-Ovulation Predictor Kit (OPK) results, as well as results for saliva-scopes and fertility monitors, if you use those.

-Any drugs are medications taken, including fertility drugs and prenatal vitamins.

-Any miscellaneous things that could have an impact on your chart, such as a bad night of sleep, illness, travel, etc.

This is one of the best BBT charts available. If this one doesn't suit you or seems to have too much information, simply searching "blank BBT chart" or "printable BBT chart" in Google should bring up what you need. Better to have too much information than too little!

Step One: Day One of Your Cycle

You will not have an accurate chart worth a lick if you pick some arbitrary day to start charting. Wait until the first day of your period, which is Cycle Day 1.

Step Two: Taking Your Temperature

Your BBT needs to be taken first thing in the morning, literally. Keep your thermometer and your chart right next to your bed. The second you wake up, before you even sit up or get out of bed, take your temperature and record it on your chart. A few things to keep in mind:

-Always take your temperature at the same time every morning,

-Always take your temperature before getting out of bed, even sitting up, if that is feasible. As soon as your body's deep sleep is disturbed, your temperature starts to climb. You want your lowest temperature of the day.

-Don't fret if you skip a day or accidentally sleep in. You're looking for an overall pattern and will not be able to establish that if you only look at your chart on a day-to-day basis.

Step Three: Observing and Charting Other Fertility Signs

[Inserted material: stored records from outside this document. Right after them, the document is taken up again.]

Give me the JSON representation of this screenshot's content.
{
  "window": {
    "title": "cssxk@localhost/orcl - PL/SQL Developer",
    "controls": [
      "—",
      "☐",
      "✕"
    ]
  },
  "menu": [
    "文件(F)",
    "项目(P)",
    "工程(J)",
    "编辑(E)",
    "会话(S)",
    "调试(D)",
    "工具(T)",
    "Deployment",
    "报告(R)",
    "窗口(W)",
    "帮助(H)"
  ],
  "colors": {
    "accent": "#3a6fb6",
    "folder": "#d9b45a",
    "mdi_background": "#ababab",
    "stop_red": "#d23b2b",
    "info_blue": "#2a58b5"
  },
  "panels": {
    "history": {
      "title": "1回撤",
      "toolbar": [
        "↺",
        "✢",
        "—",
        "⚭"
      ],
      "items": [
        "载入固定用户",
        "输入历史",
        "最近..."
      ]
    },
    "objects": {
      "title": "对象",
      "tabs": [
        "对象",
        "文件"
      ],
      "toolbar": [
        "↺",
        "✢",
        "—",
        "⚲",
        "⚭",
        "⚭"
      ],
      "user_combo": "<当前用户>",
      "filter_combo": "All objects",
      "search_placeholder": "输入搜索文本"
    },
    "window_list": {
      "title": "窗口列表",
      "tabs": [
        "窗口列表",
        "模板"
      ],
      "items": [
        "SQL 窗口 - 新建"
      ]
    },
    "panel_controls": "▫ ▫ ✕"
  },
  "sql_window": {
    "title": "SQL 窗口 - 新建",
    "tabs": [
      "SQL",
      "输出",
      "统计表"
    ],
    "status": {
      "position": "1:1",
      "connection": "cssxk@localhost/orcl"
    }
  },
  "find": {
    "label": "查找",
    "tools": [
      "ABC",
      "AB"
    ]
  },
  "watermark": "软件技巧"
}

Along with your termperature, you need to be recording your fertility signs: cervical mucus (amount, consistency, etc.), cervical location (high or low), cervical firmess (firm or soft), and cervical opening (opened or closed), as well as days of intercourse, fertility test results, etc. Charts are pretty self-explanatory, and you may not want to chart every single every day... especially if you are doing a few practice charts before getting serious.

Cervical mucus changes throughout your cycle. In order to accurately check your cervical mucus (as well as location and firmness) you need to be in the sitting or squatting position, and insert one to two fingers and reach until you feel a bump about the size of the tip of your nose (but it may feel soft, like your bottom lip, depending on where you are in your cycle). This is where to most accurate collection of fluid will. Here is how that fluid, or mucus, is described, starting with your period, ending in what it looks and feels like at the time of ovulation:

-Period bleeding (spotting, light, moderate, or heavy flow)

-Period color (pink, red, brown)

-Dry (no wetness in vagina)

-Sticky (white or cloudy in color; doesn't stretch between fingertips; may appear crumbly)

-Creamy (a bit cloudy, milky, like lotion; can stretch a little bit between your finger tips; getting more abundant)

-Egg-white (clear; can be stretched more than an inch between fingertips; abundant; literally resembles egg-whites)

If it seems a bit uncomfortable, or if you can reach high enough to feel your cervix, don't worry. Just reaching as high as you can inside to feel for your mucus is enough. It may be awkward at first, but with practice comes perfection--and ease.

Immediately after your period, your cervix will be low, firm, and closed. When it is low, it will be easier to feel. The firmness should be that of the tip of your nose. And if it closed, you will barely be able to feel the opening at the tip. As your fertility rises until ovulation, your cervix will retreat up into your vagina (getting higher), will soften until it feels like the fleshy part of your bottom lip, and will open up. The more your cervix opens up, the more discharge it allows to come through, which is why you will be open and more abundant in egg-white (or at least creamy) discharge towards ovulation.